New testing standards that are being adopted at public schools in Oklahoma will be a better gauge of learning than the previous benchmark used for evaluating student progress.
The Every Student Succeeds Act (ESSA) was passed by Congress in December 2015 as a new standardized evaluation system to replace the No Child Left Behind act that was authorized in 2002. That national system of testing was flawed since it was a one-size-fits-all effort to judge student testing.
The ESSA will allow states to develop their own method of testing and is currently in a transition phase due to go into effect for the 2017-2018 school year. The new testing method will allow states to put their own educational standards in place, according to Yukon Public Schools Curriculum and Assessment Director Kathy Davis.
In the past, a battery of End of Instruction (EOI) tests in certain subjects measured student academic progress. But with the state’s ESSA criteria, students must take only three tests, and they can be taken anytime during their four-year high school careers.
The tests are 10th grade science, 10th grade math, and English Language Arts (reading). A fourth test, in Social Studies or U.S. History, must also be taken whenever a student is ready.
“Each state decides when they give the tests,” Davis said. “Oklahoma decided that sophomores will take the English test, math test and the science test.”
“Having those big (EOI) tests at the end of the year really didn’t tell us anything except what kids knew at the moment — not what they are going to retain.”
Currently, the state is in the process of developing testing standards for when the ESSA takes effect next school year.

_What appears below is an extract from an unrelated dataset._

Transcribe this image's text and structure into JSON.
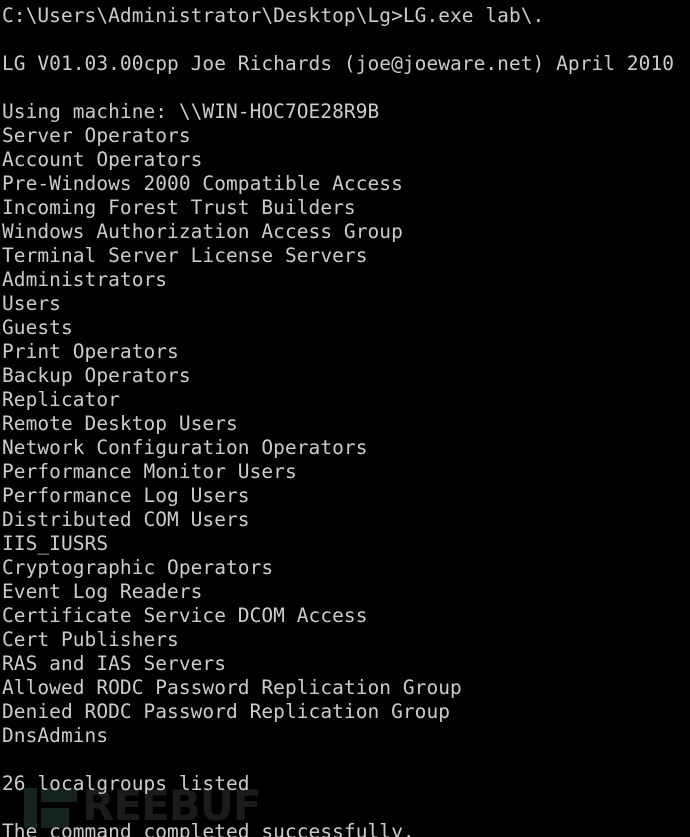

“You must have good, strong standards and you use those standards to give stronger instruction,” said Davis, “then you assess them as you’re going along in the subject with ‘teacher-made’ tests.”
“With the old law you had to go from point A to point B before the test…but we’d rather the kids learn it, and learn it well, so they retain it for life. ESSA helps us by giving us more local control and it gives the states more control.
“A lot of teachers have come in to the district and right now they’re working on what those assessments are going to look like. Teachers from all over the state are coming to the state department and working on those assessments to meet the federal requirements.”
Davis said No Child Left Behind was not effective because it didn’t meet the needs of all students whereas ESSA is tailor made by each state and will be a better gauge of student performance.
“If the state comes out with a strong plan this year, that looks at student performance, they’re going to be able to have more growth with their students because there’s going to be a better understanding of the subject,” Davis said. “So if all that falls into place, it’s going to be a better system for our kids.”